"They're still, I think, significantly faster than we are," Groh said, "but historically this has been one of the faster teams in the country. They're able to recruit to that, so they're able to stay fast."

Yet in that regard, as many others, the Cavaliers are far better off than they were on their last visit to Doak Campbell Stadium.

"In the past they were more athletic. They were deeper," senior tailback Alvin Pearman said.

"Now we can trade punch for punch with them across the board. We know that, and I think they know that."

Cavaliers Notes: Starting fullback Jason Snelling likely won't return "for a while," Groh said, because of the ankle sprain he suffered against Clemson. His backup is fifth-year senior Brandon Isaiah. . . .

Virginia began working wide receiver Fontel Mines (collarbone), offensive guard Ian-Yates Cunningham (back) and tight end Jon Stupar (foot) "back into the operation" in practice Monday, Groh said. "What that means [for their availability Saturday] I don't really know until I see some performance." . . .

Freshman defensive end Chris Long also is out indefinitely because of mononucleosis. . . . Ferguson, the left tackle, was named ACC offensive lineman of the week after helping the Cavaliers amass 464 yards, including 239 on the ground, against Clemson. . . . Virginia's Oct. 23 game at Duke will begin at 1 p.m. It will not be televised.

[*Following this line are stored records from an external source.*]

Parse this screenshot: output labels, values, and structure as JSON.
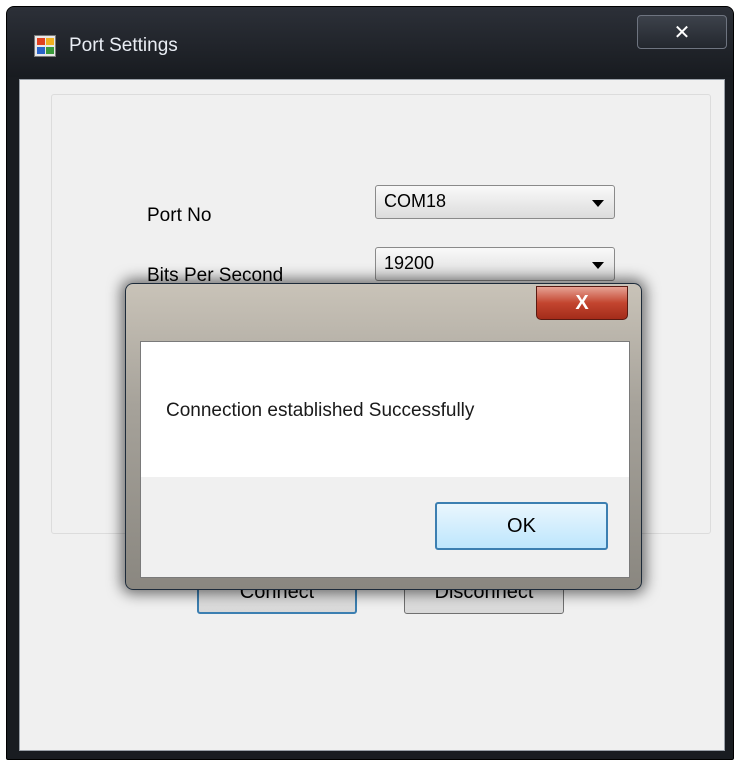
{
  "window": {
    "title": "Port Settings",
    "close_glyph": "✕"
  },
  "form": {
    "port_label": "Port No",
    "port_value": "COM18",
    "bps_label": "Bits Per Second",
    "bps_value": "19200",
    "connect_label": "Connect",
    "disconnect_label": "Disconnect"
  },
  "dialog": {
    "close_glyph": "X",
    "message": "Connection established Successfully",
    "ok_label": "OK"
  },
  "colors": {
    "titlebar": "#1e2126",
    "dialog_close": "#c3452f",
    "focus_border": "#3c7fb1"
  }
}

Wide receiver Fontel Mines, No. 6 Virginia are confident they won't get plowed under by the Seminoles like on this play last year.